The following table shows the main barriers to trade for some major commodities. Japan uses tariff-rate quotas (TRQs) to protect its most sensitive commodities, such as rice and dairy products. The quota is a fixed volume of product. Imports brought in within the quota pay a lower tariff, while imports outside the quota face much higher tariffs, almost all so high that they prohibit trade. Japan's government gains even more control by reserving the right to trade within most major quotas to one of two state-trading enterprises. The Food Department of the Ministry of Agriculture, Forestry, and Fisheries has the exclusive right to import rice, wheat, and barley within those TRQs, and the ALIC has exclusive importing rights to two of the biggest dairy TRQs. The government, through the state-trading enterprises, decides how much to import, when to import, and at what price to resell the imports into Japan's market.
Japan's tariffs and tariff-rate quotas
Where the tariff goes
Where the markup goes
No tariff collected
Food Dept. (MAFF)
No tariff collecte
Food Dept. (MAFF)
No tariff collected
Food Dept. (MAFF)
To support beef farming
Gate price system 1/
No tariff collected
Notes: MAFF=Ministry of Agriculture, Forestry, and Fisheries. ALIC=Agriculture and Livestock Industries Corporation, a quasi-governmental organization that is overseen by MAFF.
1/ The gate price system for pork involves a minimum import price. If the value/kilogram (kg) of a shipment of pork is below the standard price set in Japan's tariff schedule, an importer must pay the difference between the standard price and the value/kg of the shipment. A tariff of 4.3 percent is also applied. See Pork Policies in Japan for more detail.
2/ Sugar does not have a formal quota on imports. Instead, private importers are required to sell all raw sugar that they import to ALIC, and then buy it back at a higher price. ALIC keeps the markup for use in compensating processors for the high price of buying domestic sugar beets and sugarcane. See Sweetener Policies in Japan for more detail.
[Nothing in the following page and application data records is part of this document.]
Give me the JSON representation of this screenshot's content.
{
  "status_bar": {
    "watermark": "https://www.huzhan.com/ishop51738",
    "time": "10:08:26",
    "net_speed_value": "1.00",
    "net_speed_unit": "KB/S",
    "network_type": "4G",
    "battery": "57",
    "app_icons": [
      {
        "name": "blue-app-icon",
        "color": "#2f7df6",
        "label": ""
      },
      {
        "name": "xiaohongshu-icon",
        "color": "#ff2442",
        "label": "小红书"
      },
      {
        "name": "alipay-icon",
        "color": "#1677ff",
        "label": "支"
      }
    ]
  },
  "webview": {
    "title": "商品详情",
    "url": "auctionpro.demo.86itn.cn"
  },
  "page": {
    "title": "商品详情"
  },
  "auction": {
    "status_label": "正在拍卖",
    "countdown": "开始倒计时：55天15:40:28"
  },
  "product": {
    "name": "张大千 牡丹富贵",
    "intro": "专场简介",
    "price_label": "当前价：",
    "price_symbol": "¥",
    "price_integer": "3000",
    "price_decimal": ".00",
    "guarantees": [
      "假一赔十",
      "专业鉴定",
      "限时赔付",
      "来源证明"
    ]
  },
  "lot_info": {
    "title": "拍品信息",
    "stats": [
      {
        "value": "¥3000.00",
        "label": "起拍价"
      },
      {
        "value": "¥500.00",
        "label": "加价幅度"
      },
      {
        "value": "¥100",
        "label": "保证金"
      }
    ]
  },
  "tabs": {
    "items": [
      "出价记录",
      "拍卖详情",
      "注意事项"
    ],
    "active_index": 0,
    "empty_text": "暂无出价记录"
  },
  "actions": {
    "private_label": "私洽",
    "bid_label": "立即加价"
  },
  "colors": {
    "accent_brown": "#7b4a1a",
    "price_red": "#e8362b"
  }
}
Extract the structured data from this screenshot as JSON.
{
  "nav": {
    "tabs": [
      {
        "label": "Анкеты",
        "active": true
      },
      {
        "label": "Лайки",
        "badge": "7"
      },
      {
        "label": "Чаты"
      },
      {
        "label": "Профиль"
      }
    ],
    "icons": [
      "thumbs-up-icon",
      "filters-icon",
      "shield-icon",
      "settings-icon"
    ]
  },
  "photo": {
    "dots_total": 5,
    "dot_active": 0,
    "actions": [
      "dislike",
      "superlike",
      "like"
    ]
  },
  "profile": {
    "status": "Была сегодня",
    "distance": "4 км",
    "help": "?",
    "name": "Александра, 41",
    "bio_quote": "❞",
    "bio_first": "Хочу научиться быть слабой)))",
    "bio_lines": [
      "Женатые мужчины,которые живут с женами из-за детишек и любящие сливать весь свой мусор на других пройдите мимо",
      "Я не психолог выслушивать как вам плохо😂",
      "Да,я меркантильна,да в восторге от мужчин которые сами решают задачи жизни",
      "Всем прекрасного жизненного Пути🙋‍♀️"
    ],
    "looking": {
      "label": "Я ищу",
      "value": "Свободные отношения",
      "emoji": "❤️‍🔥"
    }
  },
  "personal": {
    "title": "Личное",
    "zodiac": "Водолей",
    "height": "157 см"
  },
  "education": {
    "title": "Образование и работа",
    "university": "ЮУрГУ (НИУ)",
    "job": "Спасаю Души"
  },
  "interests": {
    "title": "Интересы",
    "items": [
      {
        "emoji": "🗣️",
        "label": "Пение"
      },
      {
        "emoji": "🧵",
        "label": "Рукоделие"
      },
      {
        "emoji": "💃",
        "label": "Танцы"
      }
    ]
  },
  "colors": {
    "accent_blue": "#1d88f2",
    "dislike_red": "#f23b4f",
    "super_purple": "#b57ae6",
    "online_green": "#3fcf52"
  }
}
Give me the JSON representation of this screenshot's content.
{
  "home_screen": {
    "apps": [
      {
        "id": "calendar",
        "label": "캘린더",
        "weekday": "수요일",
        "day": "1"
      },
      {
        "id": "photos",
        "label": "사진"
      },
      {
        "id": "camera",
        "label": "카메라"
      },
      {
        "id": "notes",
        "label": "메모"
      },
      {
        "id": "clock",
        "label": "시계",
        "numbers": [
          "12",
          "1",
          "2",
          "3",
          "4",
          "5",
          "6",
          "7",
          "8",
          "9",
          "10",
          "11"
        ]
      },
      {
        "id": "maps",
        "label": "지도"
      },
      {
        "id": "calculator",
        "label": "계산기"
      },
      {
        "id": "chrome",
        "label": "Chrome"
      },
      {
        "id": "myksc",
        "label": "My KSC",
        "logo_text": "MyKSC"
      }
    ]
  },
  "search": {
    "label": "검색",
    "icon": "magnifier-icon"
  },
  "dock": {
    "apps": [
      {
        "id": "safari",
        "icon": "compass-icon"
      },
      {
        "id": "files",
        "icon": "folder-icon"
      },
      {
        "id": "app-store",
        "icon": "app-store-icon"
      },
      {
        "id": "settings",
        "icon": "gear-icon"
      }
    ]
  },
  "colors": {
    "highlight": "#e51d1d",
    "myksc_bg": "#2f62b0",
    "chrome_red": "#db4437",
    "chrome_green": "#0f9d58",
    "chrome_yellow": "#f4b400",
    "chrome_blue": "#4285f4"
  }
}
In recent years, Japan has converted part of the TRQs to operate under Simultaneous-Buy-Sell (SBS) programs. Under SBS rules, companies that are interested in selling to Japan and companies interested in importing can jointly make a bid to import a specified quantity. The joint bid proposes a purchase price (from the exporter) and a sales price (to internal Japanese markets). The state trading agency chooses the bids that have the biggest difference between the purchase and sales price and awards them the requested import volume, provided other criteria are met. The state-trading enterprise then retains the difference between the prices as a markup. While SBS systems do not avoid markups, they do allow for more direct communication between sellers and buyers than a simple state-trading system. Currently, SBS systems are in place for rice, wheat, and barley.
In addition to tariffs and TRQs, Japan has phytosanitary and sanitary rules that preclude imports of some important fresh vegetables (e.g., cucumbers) and make imports of other vegetables and fruits difficult and expensive. While some phytosanitary regulations protect Japan against diseases that are not present or under control in Japan, others have been challenged as unnecessary for plant health. For example, lettuce is fumigated whenever inspectors see an insect-whether or not the insect is a pest already endemic in Japan. Fumigation lowers the quality of the produce. Some phytosanitary and sanitary rules about horticultural-product imports (notably, apples) have been successfully challenged in the World Trade Organization Dispute Settlement system (see Issues and Analysis).
For more information on policy topics, see the Readings page.